> _Exercise goal_
Each line that has the string "name" must be copied from the records below.

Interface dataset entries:
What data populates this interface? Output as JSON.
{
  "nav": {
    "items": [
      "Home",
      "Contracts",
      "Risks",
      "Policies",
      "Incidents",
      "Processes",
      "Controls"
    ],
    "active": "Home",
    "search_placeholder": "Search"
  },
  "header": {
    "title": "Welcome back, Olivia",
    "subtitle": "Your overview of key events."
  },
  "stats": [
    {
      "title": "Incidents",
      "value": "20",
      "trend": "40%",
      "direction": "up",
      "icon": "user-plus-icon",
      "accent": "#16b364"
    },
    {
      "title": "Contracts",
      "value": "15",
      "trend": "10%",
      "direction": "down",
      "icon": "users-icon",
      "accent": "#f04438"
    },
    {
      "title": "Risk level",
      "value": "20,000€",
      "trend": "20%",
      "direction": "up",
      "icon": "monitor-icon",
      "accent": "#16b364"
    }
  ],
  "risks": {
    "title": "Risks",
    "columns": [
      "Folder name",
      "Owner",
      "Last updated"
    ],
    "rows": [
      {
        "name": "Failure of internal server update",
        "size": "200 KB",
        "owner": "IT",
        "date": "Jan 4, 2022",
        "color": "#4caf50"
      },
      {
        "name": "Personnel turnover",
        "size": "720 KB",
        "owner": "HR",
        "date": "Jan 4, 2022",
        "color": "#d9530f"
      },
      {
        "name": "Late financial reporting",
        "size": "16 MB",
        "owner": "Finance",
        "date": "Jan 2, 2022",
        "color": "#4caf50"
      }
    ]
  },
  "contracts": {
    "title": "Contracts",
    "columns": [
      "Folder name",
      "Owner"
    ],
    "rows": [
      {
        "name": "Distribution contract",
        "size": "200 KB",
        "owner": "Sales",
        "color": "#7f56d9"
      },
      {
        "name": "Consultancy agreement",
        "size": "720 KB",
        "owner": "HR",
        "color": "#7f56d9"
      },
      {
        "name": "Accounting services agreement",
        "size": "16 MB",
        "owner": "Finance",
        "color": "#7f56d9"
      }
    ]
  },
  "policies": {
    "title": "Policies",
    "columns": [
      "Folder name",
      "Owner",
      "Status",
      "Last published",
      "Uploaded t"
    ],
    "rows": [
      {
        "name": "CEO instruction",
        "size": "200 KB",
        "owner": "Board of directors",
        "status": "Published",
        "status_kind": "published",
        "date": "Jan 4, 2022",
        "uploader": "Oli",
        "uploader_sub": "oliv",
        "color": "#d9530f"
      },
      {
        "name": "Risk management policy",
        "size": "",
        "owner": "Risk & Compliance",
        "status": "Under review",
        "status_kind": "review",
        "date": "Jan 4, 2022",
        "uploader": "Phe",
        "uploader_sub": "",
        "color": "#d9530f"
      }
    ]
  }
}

> _Answer area_
      "Folder name",
        "name": "Failure of internal server update",
        "name": "Personnel turnover",
        "name": "Late financial reporting",
      "Folder name",
        "name": "Distribution contract",
        "name": "Consultancy agreement",
        "name": "Accounting services agreement",
      "Folder name",
        "name": "CEO instruction",
        "name": "Risk management policy",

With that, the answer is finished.